, Preventive Medicine, Volume 155, February 2022
Contested racial identity— self-identified race not matching socially-assigned race—may be an indication of experiences with racism. We aimed to understand the relationship between contested racial identity and women's health behaviors, health outcomes, and infant health outcomes. We used 2012–2015 Massachusetts Pregnancy Risk Assessment Monitoring System data on 5735 women linked with infants' birth certificates.
The Lancet Global Health, Volume 10, January 2022
This study supports SDGs 3 and 6 by showing that an integrated WASH (water, sanitation, and hygiene) intervention alone was not successful in preventing transmission of trachoma in rural Ethiopia. These findings conclude that, in areas with hyperendemic trachoma, WASH interventions need to be combined with mass distribution of antibiotics (azithromycin) in order to successfully eliminate trachoma.
Background: Nearly 40% of the world's population is exposed daily to household air pollution. The relative impact of prenatal and postnatal household air pollution exposure on early childhood pneumonia, a leading cause of mortality, is unknown. Research Question: Are prenatal or postnatal household air pollution, or both, associated with pneumonia risk in the first year of life? Study Design and Methods: The Ghana Randomized Air Pollution and Health Study enrolled 1,414 nonsmoking, pregnant women before 24 weeks’ gestation with prospective follow-up to the child's age of 1 year.
, The Lancet, Volume 398, 14 August 2021
Background: The educational attainment of parents, particularly mothers, has been associated with lower levels of child mortality, yet there is no consensus on the magnitude of this relationship globally. We aimed to estimate the total reductions in under-5 mortality that are associated with increased maternal and paternal education, during distinct age intervals.
, The Lancet Planetary Health, Volume 5, May 2021
Background: Almost a quarter of the world's undernourished people live in India. We tested the effects of three nutrition-sensitive agriculture (NSA) interventions on maternal and child nutrition in India. Methods: We did a parallel, four-arm, observer-blind, cluster-randomised trial in Keonjhar district, Odisha, India. A cluster was one or more villages with a combined minimum population of 800 residents.

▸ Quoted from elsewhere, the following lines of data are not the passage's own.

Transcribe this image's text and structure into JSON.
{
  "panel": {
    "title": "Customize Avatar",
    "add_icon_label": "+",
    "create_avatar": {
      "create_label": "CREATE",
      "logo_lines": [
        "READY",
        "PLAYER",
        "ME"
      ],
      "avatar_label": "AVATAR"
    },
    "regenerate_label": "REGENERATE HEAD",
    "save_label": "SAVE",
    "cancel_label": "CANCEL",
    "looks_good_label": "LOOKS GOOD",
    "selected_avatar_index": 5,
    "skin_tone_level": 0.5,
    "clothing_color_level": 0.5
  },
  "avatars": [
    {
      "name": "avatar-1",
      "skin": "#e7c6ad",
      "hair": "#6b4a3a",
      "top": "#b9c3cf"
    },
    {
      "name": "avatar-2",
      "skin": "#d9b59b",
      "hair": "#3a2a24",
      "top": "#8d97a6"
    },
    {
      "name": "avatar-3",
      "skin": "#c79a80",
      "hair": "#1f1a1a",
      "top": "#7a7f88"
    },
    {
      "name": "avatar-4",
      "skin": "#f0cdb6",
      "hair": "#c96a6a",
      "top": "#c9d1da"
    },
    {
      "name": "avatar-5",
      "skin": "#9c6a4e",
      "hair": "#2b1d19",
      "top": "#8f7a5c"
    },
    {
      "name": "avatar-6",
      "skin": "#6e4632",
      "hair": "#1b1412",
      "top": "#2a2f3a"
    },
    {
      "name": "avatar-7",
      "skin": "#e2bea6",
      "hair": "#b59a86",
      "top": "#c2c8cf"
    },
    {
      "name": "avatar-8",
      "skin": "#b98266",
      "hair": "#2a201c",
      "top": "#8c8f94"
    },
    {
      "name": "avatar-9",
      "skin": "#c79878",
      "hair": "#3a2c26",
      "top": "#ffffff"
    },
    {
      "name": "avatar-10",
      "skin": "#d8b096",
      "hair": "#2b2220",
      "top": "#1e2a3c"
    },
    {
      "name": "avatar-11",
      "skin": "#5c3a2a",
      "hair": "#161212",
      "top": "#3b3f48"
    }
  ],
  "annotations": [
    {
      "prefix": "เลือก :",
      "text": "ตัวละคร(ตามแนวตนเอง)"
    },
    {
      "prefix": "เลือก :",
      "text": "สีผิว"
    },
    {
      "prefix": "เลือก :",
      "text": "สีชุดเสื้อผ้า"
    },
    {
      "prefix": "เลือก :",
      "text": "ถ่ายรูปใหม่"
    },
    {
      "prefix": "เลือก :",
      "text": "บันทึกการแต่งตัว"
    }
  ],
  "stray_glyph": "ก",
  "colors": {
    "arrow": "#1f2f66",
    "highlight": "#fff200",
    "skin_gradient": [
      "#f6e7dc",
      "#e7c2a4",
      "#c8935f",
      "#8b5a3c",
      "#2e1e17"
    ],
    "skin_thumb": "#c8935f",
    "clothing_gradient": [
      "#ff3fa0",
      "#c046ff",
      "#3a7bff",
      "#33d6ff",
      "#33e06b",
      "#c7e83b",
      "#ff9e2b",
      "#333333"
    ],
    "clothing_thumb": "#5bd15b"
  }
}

, Preventive Medicine Reports, Volume 21, March 2021
The current COVID-19 pandemic represents an acute threat to the health of adults and children across the globe. In addition, it has the potential to worsen the health of future generations through intergenerational health effects. Examples from history, including the Dutch famine (Hongerwinter), suggest that in utero and early life environments may have significant implications for health outcomes throughout the lifespan and are important in determining risk of chronic disease in adulthood.
, The Lancet Child and Adolescent Health, Volume 5, February 2021
Background: Disparities in outcomes of adult sepsis are well described by insurance status and race and ethnicity. There is a paucity of data looking at disparities in sepsis outcomes in children. We aimed to determine whether hospital outcomes in childhood severe sepsis were influenced by race or ethnicity and insurance status, a proxy for socioeconomic position. Methods: This population-based, retrospective cohort study used data from the 2016 database release from the Healthcare Cost and Utilization Project Kids’ Inpatient Database (KID).
, Blood, Volume 137, 28 January 2021
Social determinants of health, including poverty, contribute significantly to health outcomes in the United States; however, their impact on pediatric hematopoietic cell transplantation (HCT) outcomes is poorly understood. We aimed to identify the association between neighborhood poverty and HCT outcomes for pediatric allogeneic HCT recipients in the Center for International Blood and Marrow Transplant Research database.
, The Lancet Global Health, Volume 8, December 2020
Background: By adulthood, gender inequalities in health and wellbeing are apparent. Yet, the timing and nature of gender inequalities during childhood and adolescence are less clear. We describe the emergence of gender inequalities in health and wellbeing across the first two decades of life. Methods: We focused on the 40 low-income and middle-income countries in Asia and the Pacific. A measurement framework was developed around four key domains of wellbeing across the first two decades: health, education and transition to employment, protection, and a safe environment.
Background: Stay-at-home orders (lockdowns) have been deployed globally to control COVID-19 transmission, and might impair economic conditions and mental health, and exacerbate risk of food insecurity and intimate partner violence. The effect of lockdowns in low-income and middle-income countries must be understood to ensure safe deployment of these interventions in less affluent settings. We aimed to determine the immediate impact of COVID-19 lockdown orders on women and their families in rural Bangladesh.